Join forces with groups and organizations that are knowledgeable about environmental issues in general (BEAT!) and about this issue in particular. Organizations have greater access to scientific expertise, have larger budgets, have more contacts with the media, and have the force of combining many voices into one.
Advocate for proper waste prevention techniques including re-use and recycling and proper waste disposal techniques including regulation of incineration, tight controls on open-air burning, reduction in the amount of material going to landfills, and efficient and safe maintenance of landfills. Advocate for your local government to support and facilitate waste prevention and effective and waste disposal.
Become a role model for personal commitment to waste prevention and minimizing the amount of waste disposal. Advocate for individuals and families in your community to commit to effective waste prevention and waste disposal.
Examine the values and political position on this issue of candidates running for political office. Federal support for a strong Environmental Protection Agency is very important. Support for a meaningful Department of Environmental Quality in North Carolina is very important. Support by North Carolina’s governor and state legislature for taking a scientific approach to waste disposal is absolutely critical. Look for candidates that emphasize the importance of environmental impact in making decisions about what to do or not do.
Conserve Energy Future. 2017 “What is Waste Management?” www.conserve-energy-future.com/waste-management-and-waste-disposal-methods.php
E-School Today. 2015 “Facts and Tips on Waste Management.” www.eschooltoday.com/waste-recycling/effects-of-poor-waste-management.html
North Carolina Department of Environmental Quality. 2017 “Open Burning.” www.deq.nc.gov/about/divisions/air-quality/air-quality-enforcement/open-burning/burning-questions/general-questions#G1
Wisconsin Department of Natural Resources, 2017 “Health and Environmental Effects of Open Burning.” www.dnr.wi.gov/topic/OpenBurning/Effects.html
Read and See More on Waste Disposal: Incineration, Open Burning, and Landfills
Brian Bausback. 2016 “The 3 Most Common Landfill Problems & Solutions.”
Describes problems with toxins, leachate, and greenhouse gases and ways to address them.
Steve Collins. 2017 “Lawmakers Seek to Cool Controversy On Open Burn Permits.”
Controversy in Maine when a fee is implemented for Open Burn permits.
Green Garage. 2017 “8 Pros and Cons of Incineration.”
Brief description of 5 pros and 3 cons of using incineration for waste disposal.
Dan Haugen. 2013 “Is Burning Garbage Green? In Sweden There is Little Debate.”
Describes Sweden’s commitment to waste-to-energy incinerators.
Lucy McAlister. 2013 “The Human and Environmental Effects of E-Waste.”
E-waste as a global environmental and health problem.
Jared Skye. 2017 “Environmental Problems: Landfills.”
Environmental problems related to landfills.
(Sample Scholarly Article) Lee Uising, Han Jeongwoo, and Michael Wang. 2017 “Evaluation of Landfill Gas Emissions from Municipal Solid Waste Landfills for the Life-cycle Analysis of Waste-to-Energy Pathway.” Journal of Cleaner Production 166 (10):335-342. www.sciencedirect.com/science/article/pii/S0959652617317316

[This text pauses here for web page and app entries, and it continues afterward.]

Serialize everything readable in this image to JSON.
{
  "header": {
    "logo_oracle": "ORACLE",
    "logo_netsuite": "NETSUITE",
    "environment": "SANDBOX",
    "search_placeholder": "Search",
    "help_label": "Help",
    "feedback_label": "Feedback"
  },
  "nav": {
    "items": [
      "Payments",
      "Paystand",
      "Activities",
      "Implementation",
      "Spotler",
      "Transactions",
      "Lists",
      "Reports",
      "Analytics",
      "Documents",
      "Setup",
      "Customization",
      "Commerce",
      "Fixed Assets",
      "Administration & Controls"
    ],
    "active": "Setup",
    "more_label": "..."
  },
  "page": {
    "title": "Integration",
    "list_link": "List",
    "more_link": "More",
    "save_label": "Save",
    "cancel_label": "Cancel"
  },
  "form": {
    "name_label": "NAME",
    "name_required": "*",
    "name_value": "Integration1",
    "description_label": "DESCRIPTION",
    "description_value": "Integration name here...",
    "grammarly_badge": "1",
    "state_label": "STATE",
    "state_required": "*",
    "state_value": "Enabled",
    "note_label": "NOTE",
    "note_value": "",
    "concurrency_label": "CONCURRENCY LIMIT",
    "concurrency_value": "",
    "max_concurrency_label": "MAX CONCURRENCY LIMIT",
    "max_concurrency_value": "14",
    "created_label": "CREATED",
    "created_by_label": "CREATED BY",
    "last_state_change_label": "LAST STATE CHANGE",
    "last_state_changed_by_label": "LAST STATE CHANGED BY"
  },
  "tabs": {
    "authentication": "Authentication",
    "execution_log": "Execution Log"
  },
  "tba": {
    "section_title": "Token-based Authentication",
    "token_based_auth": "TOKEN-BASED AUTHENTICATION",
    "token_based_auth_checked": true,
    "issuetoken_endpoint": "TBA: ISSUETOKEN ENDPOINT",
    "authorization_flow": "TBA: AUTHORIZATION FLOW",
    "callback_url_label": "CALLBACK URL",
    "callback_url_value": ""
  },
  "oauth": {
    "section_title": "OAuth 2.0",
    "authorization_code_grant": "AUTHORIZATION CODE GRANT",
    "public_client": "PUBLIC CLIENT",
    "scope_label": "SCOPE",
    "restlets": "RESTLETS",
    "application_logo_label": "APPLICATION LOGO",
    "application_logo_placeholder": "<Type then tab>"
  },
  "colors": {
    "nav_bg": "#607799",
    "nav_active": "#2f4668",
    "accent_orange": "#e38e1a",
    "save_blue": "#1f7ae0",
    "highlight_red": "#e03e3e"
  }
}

Landfill gas emissions from specific waste streams are evaluated. It is discovered that waste-to-energy pathways displace waste landfills avoiding landfill gas emission.
(Video) Lauren Singer. “How San Francisco is Becoming a Zero Waste City” www.youtube.com/watch?v=Cg3OA1s8-SI
San Francisco has determined to become a zero waste city with no trash being sent to landfills.
(Video) New York Times: “Where Does New York City Trash Go?”
Describes how New York City's daily trash is disposed.
Sample of Scholarly Journals:
Environmental and Resource Economics
Environmental Monitoring and Assessment
Journal of Cleaner Production
Journal of Environmental Assessment Policy and Management
Journal of Environmental Economics and Management
Waste Management and Research